> WHAT YOU NEED TO DO
With nothing added and nothing dropped, write out all of the entries below.

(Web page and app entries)
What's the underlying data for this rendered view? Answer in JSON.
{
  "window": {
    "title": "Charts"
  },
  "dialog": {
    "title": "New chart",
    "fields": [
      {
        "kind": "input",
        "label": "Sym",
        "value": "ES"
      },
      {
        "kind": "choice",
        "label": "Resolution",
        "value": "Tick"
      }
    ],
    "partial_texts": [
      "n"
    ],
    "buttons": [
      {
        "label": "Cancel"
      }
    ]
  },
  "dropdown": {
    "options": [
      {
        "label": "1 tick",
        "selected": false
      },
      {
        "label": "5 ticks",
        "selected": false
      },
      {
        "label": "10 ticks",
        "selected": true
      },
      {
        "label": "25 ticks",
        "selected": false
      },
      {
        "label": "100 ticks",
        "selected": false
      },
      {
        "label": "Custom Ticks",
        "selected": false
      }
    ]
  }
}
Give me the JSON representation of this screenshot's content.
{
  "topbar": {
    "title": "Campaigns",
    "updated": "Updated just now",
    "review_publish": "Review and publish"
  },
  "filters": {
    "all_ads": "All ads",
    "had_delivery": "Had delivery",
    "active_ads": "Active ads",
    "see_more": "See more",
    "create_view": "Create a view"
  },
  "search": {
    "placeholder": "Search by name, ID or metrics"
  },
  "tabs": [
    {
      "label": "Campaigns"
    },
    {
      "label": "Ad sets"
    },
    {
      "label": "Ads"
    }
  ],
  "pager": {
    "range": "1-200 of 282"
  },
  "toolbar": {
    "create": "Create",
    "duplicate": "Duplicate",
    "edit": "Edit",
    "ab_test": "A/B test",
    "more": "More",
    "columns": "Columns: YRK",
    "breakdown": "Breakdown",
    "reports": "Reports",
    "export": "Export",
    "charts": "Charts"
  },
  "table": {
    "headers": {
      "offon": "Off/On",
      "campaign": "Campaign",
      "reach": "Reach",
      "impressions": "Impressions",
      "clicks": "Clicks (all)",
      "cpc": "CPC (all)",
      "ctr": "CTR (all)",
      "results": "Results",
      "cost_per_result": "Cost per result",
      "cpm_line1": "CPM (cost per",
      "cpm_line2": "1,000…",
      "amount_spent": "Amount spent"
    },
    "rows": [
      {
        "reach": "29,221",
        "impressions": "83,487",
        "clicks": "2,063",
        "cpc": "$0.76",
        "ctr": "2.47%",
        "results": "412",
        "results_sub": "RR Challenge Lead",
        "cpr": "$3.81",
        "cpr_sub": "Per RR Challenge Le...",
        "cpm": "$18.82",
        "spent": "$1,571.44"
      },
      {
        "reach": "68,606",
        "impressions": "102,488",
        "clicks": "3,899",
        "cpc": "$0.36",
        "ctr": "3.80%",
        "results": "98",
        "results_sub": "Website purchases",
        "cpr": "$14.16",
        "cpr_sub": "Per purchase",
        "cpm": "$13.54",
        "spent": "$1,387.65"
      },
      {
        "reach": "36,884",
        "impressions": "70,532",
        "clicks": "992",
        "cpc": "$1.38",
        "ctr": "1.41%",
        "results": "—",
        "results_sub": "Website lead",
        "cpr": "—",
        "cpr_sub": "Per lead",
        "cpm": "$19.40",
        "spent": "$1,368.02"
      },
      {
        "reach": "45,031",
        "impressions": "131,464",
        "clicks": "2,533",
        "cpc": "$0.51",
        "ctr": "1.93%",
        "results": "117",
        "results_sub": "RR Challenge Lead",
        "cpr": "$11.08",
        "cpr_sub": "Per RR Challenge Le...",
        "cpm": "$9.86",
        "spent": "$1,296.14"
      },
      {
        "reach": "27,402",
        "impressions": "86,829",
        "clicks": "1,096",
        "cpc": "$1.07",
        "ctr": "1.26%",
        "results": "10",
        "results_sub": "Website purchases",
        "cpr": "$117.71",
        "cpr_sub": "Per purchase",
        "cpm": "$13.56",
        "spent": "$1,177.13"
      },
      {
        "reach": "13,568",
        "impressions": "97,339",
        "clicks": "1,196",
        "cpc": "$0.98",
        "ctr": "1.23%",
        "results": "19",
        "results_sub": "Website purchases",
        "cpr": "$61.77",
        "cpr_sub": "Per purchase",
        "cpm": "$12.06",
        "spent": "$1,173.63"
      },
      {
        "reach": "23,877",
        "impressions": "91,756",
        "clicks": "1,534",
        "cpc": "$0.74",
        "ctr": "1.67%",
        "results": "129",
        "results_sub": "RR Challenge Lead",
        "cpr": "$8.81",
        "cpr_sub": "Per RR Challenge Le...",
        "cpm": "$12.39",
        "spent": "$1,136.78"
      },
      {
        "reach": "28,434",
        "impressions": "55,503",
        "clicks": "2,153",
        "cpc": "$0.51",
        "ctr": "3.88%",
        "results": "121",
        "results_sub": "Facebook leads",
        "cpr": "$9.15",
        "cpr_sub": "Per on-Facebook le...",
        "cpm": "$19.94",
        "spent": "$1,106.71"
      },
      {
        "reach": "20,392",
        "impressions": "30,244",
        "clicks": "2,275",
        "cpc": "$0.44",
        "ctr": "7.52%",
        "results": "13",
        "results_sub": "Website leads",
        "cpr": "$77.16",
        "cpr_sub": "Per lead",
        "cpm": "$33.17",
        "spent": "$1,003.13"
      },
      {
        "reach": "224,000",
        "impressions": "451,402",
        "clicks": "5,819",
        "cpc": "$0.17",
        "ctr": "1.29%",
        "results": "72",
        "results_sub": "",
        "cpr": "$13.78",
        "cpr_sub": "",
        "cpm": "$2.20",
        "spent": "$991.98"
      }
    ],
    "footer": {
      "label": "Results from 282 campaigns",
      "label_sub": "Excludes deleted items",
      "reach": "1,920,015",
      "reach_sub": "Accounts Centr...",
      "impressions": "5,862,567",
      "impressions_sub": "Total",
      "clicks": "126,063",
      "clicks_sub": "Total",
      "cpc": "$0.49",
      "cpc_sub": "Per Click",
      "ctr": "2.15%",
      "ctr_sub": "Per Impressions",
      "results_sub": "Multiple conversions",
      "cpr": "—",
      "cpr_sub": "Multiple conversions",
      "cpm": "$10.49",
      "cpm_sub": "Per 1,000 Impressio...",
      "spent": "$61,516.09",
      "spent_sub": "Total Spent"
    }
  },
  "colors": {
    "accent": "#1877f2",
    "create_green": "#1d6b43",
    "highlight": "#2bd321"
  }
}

> WRITTEN REPLY
What's the underlying data for this rendered view? Answer in JSON.
{
  "window": {
    "title": "Charts"
  },
  "dialog": {
    "title": "New chart",
    "fields": [
      {
        "kind": "input",
        "label": "Sym",
        "value": "ES"
      },
      {
        "kind": "choice",
        "label": "Resolution",
        "value": "Tick"
      }
    ],
    "partial_texts": [
      "n"
    ],
    "buttons": [
      {
        "label": "Cancel"
      }
    ]
  },
  "dropdown": {
    "options": [
      {
        "label": "1 tick",
        "selected": false
      },
      {
        "label": "5 ticks",
        "selected": false
      },
      {
        "label": "10 ticks",
        "selected": true
      },
      {
        "label": "25 ticks",
        "selected": false
      },
      {
        "label": "100 ticks",
        "selected": false
      },
      {
        "label": "Custom Ticks",
        "selected": false
      }
    ]
  }
}
Give me the JSON representation of this screenshot's content.
{
  "topbar": {
    "title": "Campaigns",
    "updated": "Updated just now",
    "review_publish": "Review and publish"
  },
  "filters": {
    "all_ads": "All ads",
    "had_delivery": "Had delivery",
    "active_ads": "Active ads",
    "see_more": "See more",
    "create_view": "Create a view"
  },
  "search": {
    "placeholder": "Search by name, ID or metrics"
  },
  "tabs": [
    {
      "label": "Campaigns"
    },
    {
      "label": "Ad sets"
    },
    {
      "label": "Ads"
    }
  ],
  "pager": {
    "range": "1-200 of 282"
  },
  "toolbar": {
    "create": "Create",
    "duplicate": "Duplicate",
    "edit": "Edit",
    "ab_test": "A/B test",
    "more": "More",
    "columns": "Columns: YRK",
    "breakdown": "Breakdown",
    "reports": "Reports",
    "export": "Export",
    "charts": "Charts"
  },
  "table": {
    "headers": {
      "offon": "Off/On",
      "campaign": "Campaign",
      "reach": "Reach",
      "impressions": "Impressions",
      "clicks": "Clicks (all)",
      "cpc": "CPC (all)",
      "ctr": "CTR (all)",
      "results": "Results",
      "cost_per_result": "Cost per result",
      "cpm_line1": "CPM (cost per",
      "cpm_line2": "1,000…",
      "amount_spent": "Amount spent"
    },
    "rows": [
      {
        "reach": "29,221",
        "impressions": "83,487",
        "clicks": "2,063",
        "cpc": "$0.76",
        "ctr": "2.47%",
        "results": "412",
        "results_sub": "RR Challenge Lead",
        "cpr": "$3.81",
        "cpr_sub": "Per RR Challenge Le...",
        "cpm": "$18.82",
        "spent": "$1,571.44"
      },
      {
        "reach": "68,606",
        "impressions": "102,488",
        "clicks": "3,899",
        "cpc": "$0.36",
        "ctr": "3.80%",
        "results": "98",
        "results_sub": "Website purchases",
        "cpr": "$14.16",
        "cpr_sub": "Per purchase",
        "cpm": "$13.54",
        "spent": "$1,387.65"
      },
      {
        "reach": "36,884",
        "impressions": "70,532",
        "clicks": "992",
        "cpc": "$1.38",
        "ctr": "1.41%",
        "results": "—",
        "results_sub": "Website lead",
        "cpr": "—",
        "cpr_sub": "Per lead",
        "cpm": "$19.40",
        "spent": "$1,368.02"
      },
      {
        "reach": "45,031",
        "impressions": "131,464",
        "clicks": "2,533",
        "cpc": "$0.51",
        "ctr": "1.93%",
        "results": "117",
        "results_sub": "RR Challenge Lead",
        "cpr": "$11.08",
        "cpr_sub": "Per RR Challenge Le...",
        "cpm": "$9.86",
        "spent": "$1,296.14"
      },
      {
        "reach": "27,402",
        "impressions": "86,829",
        "clicks": "1,096",
        "cpc": "$1.07",
        "ctr": "1.26%",
        "results": "10",
        "results_sub": "Website purchases",
        "cpr": "$117.71",
        "cpr_sub": "Per purchase",
        "cpm": "$13.56",
        "spent": "$1,177.13"
      },
      {
        "reach": "13,568",
        "impressions": "97,339",
        "clicks": "1,196",
        "cpc": "$0.98",
        "ctr": "1.23%",
        "results": "19",
        "results_sub": "Website purchases",
        "cpr": "$61.77",
        "cpr_sub": "Per purchase",
        "cpm": "$12.06",
        "spent": "$1,173.63"
      },
      {
        "reach": "23,877",
        "impressions": "91,756",
        "clicks": "1,534",
        "cpc": "$0.74",
        "ctr": "1.67%",
        "results": "129",
        "results_sub": "RR Challenge Lead",
        "cpr": "$8.81",
        "cpr_sub": "Per RR Challenge Le...",
        "cpm": "$12.39",
        "spent": "$1,136.78"
      },
      {
        "reach": "28,434",
        "impressions": "55,503",
        "clicks": "2,153",
        "cpc": "$0.51",
        "ctr": "3.88%",
        "results": "121",
        "results_sub": "Facebook leads",
        "cpr": "$9.15",
        "cpr_sub": "Per on-Facebook le...",
        "cpm": "$19.94",
        "spent": "$1,106.71"
      },
      {
        "reach": "20,392",
        "impressions": "30,244",
        "clicks": "2,275",
        "cpc": "$0.44",
        "ctr": "7.52%",
        "results": "13",
        "results_sub": "Website leads",
        "cpr": "$77.16",
        "cpr_sub": "Per lead",
        "cpm": "$33.17",
        "spent": "$1,003.13"
      },
      {
        "reach": "224,000",
        "impressions": "451,402",
        "clicks": "5,819",
        "cpc": "$0.17",
        "ctr": "1.29%",
        "results": "72",
        "results_sub": "",
        "cpr": "$13.78",
        "cpr_sub": "",
        "cpm": "$2.20",
        "spent": "$991.98"
      }
    ],
    "footer": {
      "label": "Results from 282 campaigns",
      "label_sub": "Excludes deleted items",
      "reach": "1,920,015",
      "reach_sub": "Accounts Centr...",
      "impressions": "5,862,567",
      "impressions_sub": "Total",
      "clicks": "126,063",
      "clicks_sub": "Total",
      "cpc": "$0.49",
      "cpc_sub": "Per Click",
      "ctr": "2.15%",
      "ctr_sub": "Per Impressions",
      "results_sub": "Multiple conversions",
      "cpr": "—",
      "cpr_sub": "Multiple conversions",
      "cpm": "$10.49",
      "cpm_sub": "Per 1,000 Impressio...",
      "spent": "$61,516.09",
      "spent_sub": "Total Spent"
    }
  },
  "colors": {
    "accent": "#1877f2",
    "create_green": "#1d6b43",
    "highlight": "#2bd321"
  }
}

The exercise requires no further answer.